[[ Working data open ]]
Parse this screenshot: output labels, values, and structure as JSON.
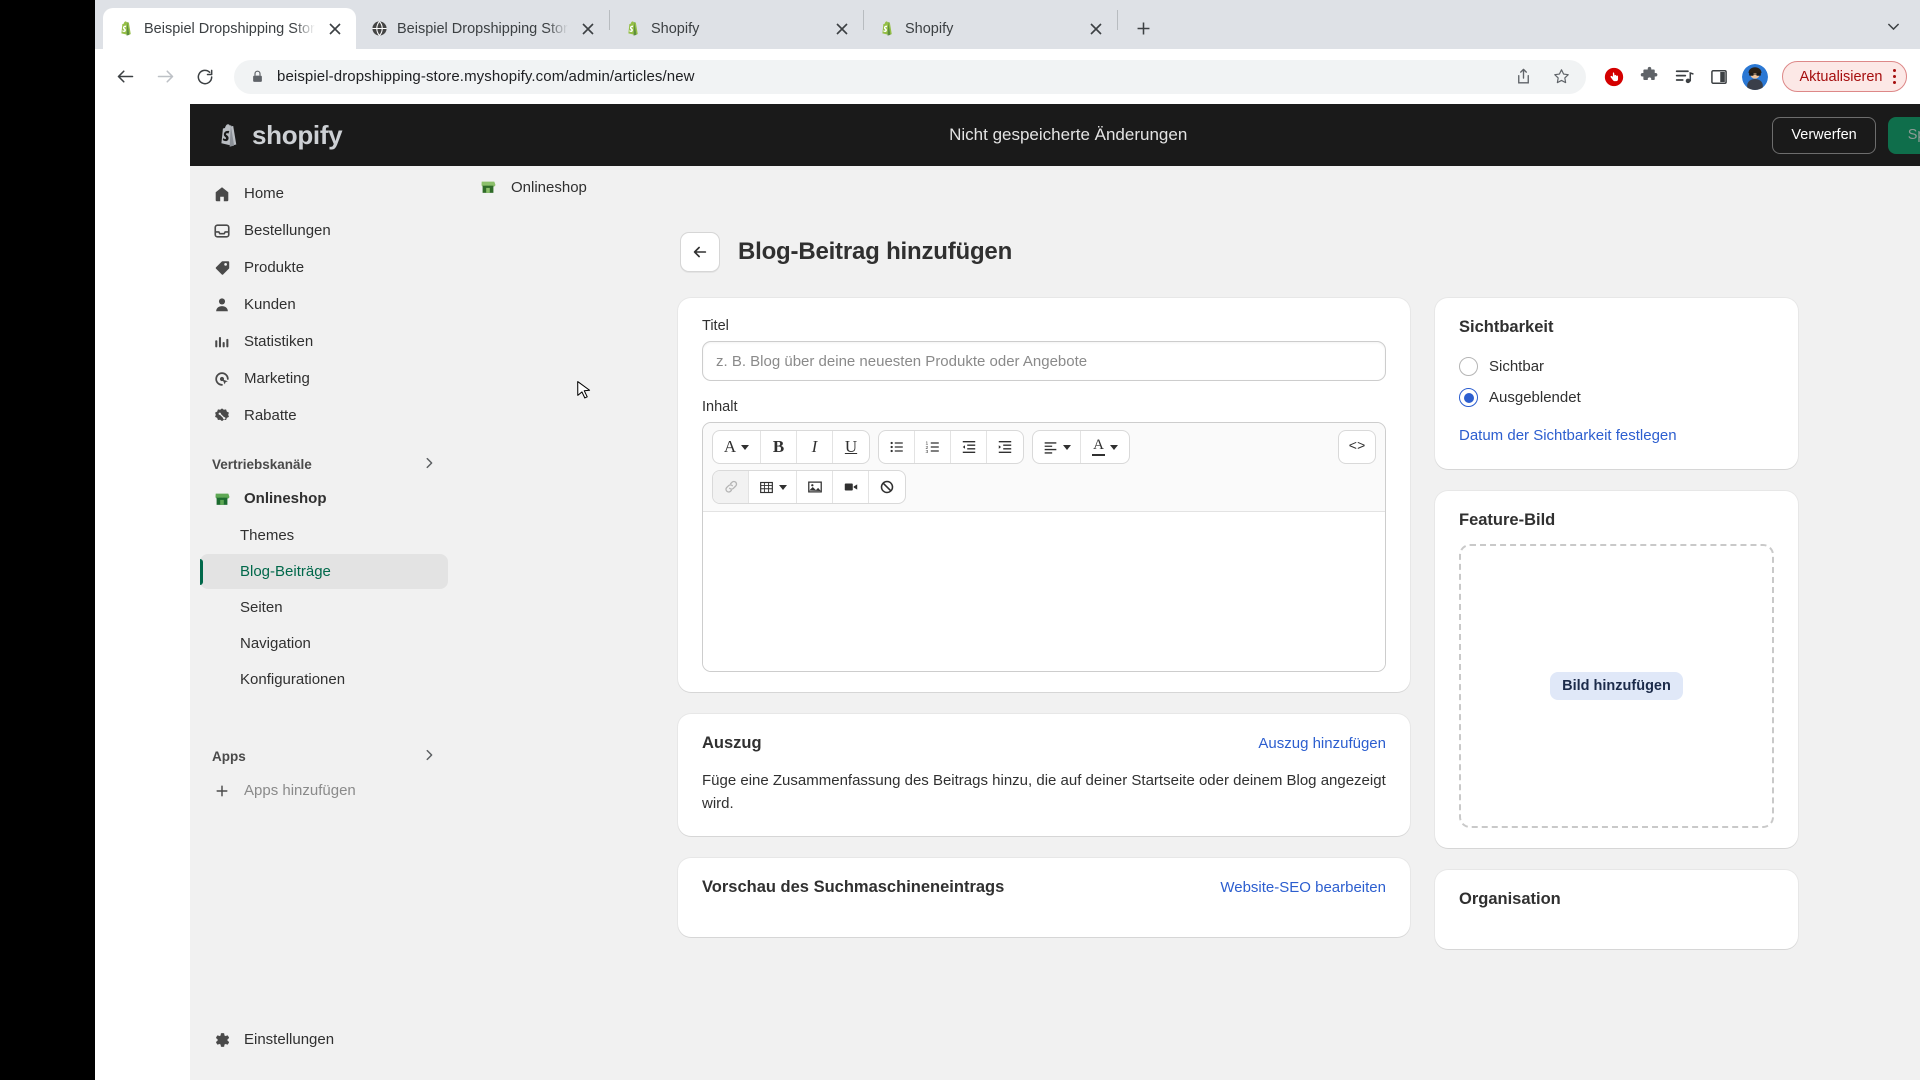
{
  "browser": {
    "tabs": [
      {
        "title": "Beispiel Dropshipping Store · B",
        "favicon": "shopify-icon",
        "active": true
      },
      {
        "title": "Beispiel Dropshipping Store",
        "favicon": "globe-icon",
        "active": false
      },
      {
        "title": "Shopify",
        "favicon": "shopify-icon",
        "active": false
      },
      {
        "title": "Shopify",
        "favicon": "shopify-icon",
        "active": false
      }
    ],
    "new_tab_label": "+",
    "url": "beispiel-dropshipping-store.myshopify.com/admin/articles/new",
    "update_button": "Aktualisieren",
    "nav": {
      "back": "back-icon",
      "forward": "forward-icon",
      "reload": "reload-icon"
    },
    "toolbar_icons": [
      "share-icon",
      "bookmark-star-icon",
      "adblock-icon",
      "extensions-puzzle-icon",
      "reading-list-icon",
      "side-panel-icon",
      "profile-avatar"
    ]
  },
  "topbar": {
    "brand": "shopify",
    "unsaved_text": "Nicht gespeicherte Änderungen",
    "discard_label": "Verwerfen",
    "save_label": "Speichern"
  },
  "sidebar": {
    "items": [
      {
        "label": "Home",
        "icon": "home-icon"
      },
      {
        "label": "Bestellungen",
        "icon": "orders-inbox-icon"
      },
      {
        "label": "Produkte",
        "icon": "product-tag-icon"
      },
      {
        "label": "Kunden",
        "icon": "customer-person-icon"
      },
      {
        "label": "Statistiken",
        "icon": "analytics-bars-icon"
      },
      {
        "label": "Marketing",
        "icon": "marketing-target-icon"
      },
      {
        "label": "Rabatte",
        "icon": "discount-percent-icon"
      }
    ],
    "channels_section": "Vertriebskanäle",
    "online_store": {
      "label": "Onlineshop",
      "icon": "storefront-icon"
    },
    "sub_items": [
      {
        "label": "Themes",
        "active": false
      },
      {
        "label": "Blog-Beiträge",
        "active": true
      },
      {
        "label": "Seiten",
        "active": false
      },
      {
        "label": "Navigation",
        "active": false
      },
      {
        "label": "Konfigurationen",
        "active": false
      }
    ],
    "apps_section": "Apps",
    "add_apps": "Apps hinzufügen",
    "settings": "Einstellungen"
  },
  "context_bar": {
    "store_label": "Onlineshop",
    "pin_icon": "pin-icon",
    "more_icon": "more-dots-icon"
  },
  "page": {
    "title": "Blog-Beitrag hinzufügen",
    "back_icon": "arrow-left-icon"
  },
  "content_card": {
    "title_label": "Titel",
    "title_placeholder": "z. B. Blog über deine neuesten Produkte oder Angebote",
    "title_value": "",
    "content_label": "Inhalt",
    "toolbar_row1": [
      {
        "name": "font-style-button",
        "glyph": "A",
        "caret": true
      },
      {
        "name": "bold-button",
        "glyph": "B"
      },
      {
        "name": "italic-button",
        "glyph": "I"
      },
      {
        "name": "underline-button",
        "glyph": "U"
      },
      {
        "name": "bullet-list-button",
        "glyph": "bullet-list-icon"
      },
      {
        "name": "numbered-list-button",
        "glyph": "numbered-list-icon"
      },
      {
        "name": "outdent-button",
        "glyph": "outdent-icon"
      },
      {
        "name": "indent-button",
        "glyph": "indent-icon"
      },
      {
        "name": "align-button",
        "glyph": "align-left-icon",
        "caret": true
      },
      {
        "name": "text-color-button",
        "glyph": "A",
        "caret": true
      },
      {
        "name": "html-code-button",
        "glyph": "<>"
      }
    ],
    "toolbar_row2": [
      {
        "name": "insert-link-button",
        "glyph": "link-icon",
        "disabled": true
      },
      {
        "name": "insert-table-button",
        "glyph": "table-icon",
        "caret": true
      },
      {
        "name": "insert-image-button",
        "glyph": "image-icon"
      },
      {
        "name": "insert-video-button",
        "glyph": "video-icon"
      },
      {
        "name": "clear-formatting-button",
        "glyph": "no-symbol-icon"
      }
    ],
    "editor_value": ""
  },
  "excerpt_card": {
    "title": "Auszug",
    "link": "Auszug hinzufügen",
    "body": "Füge eine Zusammenfassung des Beitrags hinzu, die auf deiner Startseite oder deinem Blog angezeigt wird."
  },
  "seo_card": {
    "title": "Vorschau des Suchmaschineneintrags",
    "link": "Website-SEO bearbeiten"
  },
  "visibility_card": {
    "title": "Sichtbarkeit",
    "options": [
      {
        "label": "Sichtbar",
        "selected": false
      },
      {
        "label": "Ausgeblendet",
        "selected": true
      }
    ],
    "link": "Datum der Sichtbarkeit festlegen"
  },
  "feature_image_card": {
    "title": "Feature-Bild",
    "add_button": "Bild hinzufügen"
  },
  "organisation_card": {
    "title": "Organisation"
  },
  "colors": {
    "shopify_green": "#00684a",
    "save_button": "#0f6e4b",
    "link_blue": "#2c5ecf",
    "topbar_black": "#1a1a1a",
    "app_bg": "#f1f1f1",
    "update_red": "#a50e0e"
  }
}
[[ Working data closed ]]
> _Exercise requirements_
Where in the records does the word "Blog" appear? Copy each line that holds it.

> _Written solution_
        "label": "Blog-Beiträge",
    "title": "Blog-Beitrag hinzufügen",
    "title_placeholder": "z. B. Blog über deine neuesten Produkte oder Angebote",
    "body": "Füge eine Zusammenfassung des Beitrags hinzu, die auf deiner Startseite oder deinem Blog angezeigt wird."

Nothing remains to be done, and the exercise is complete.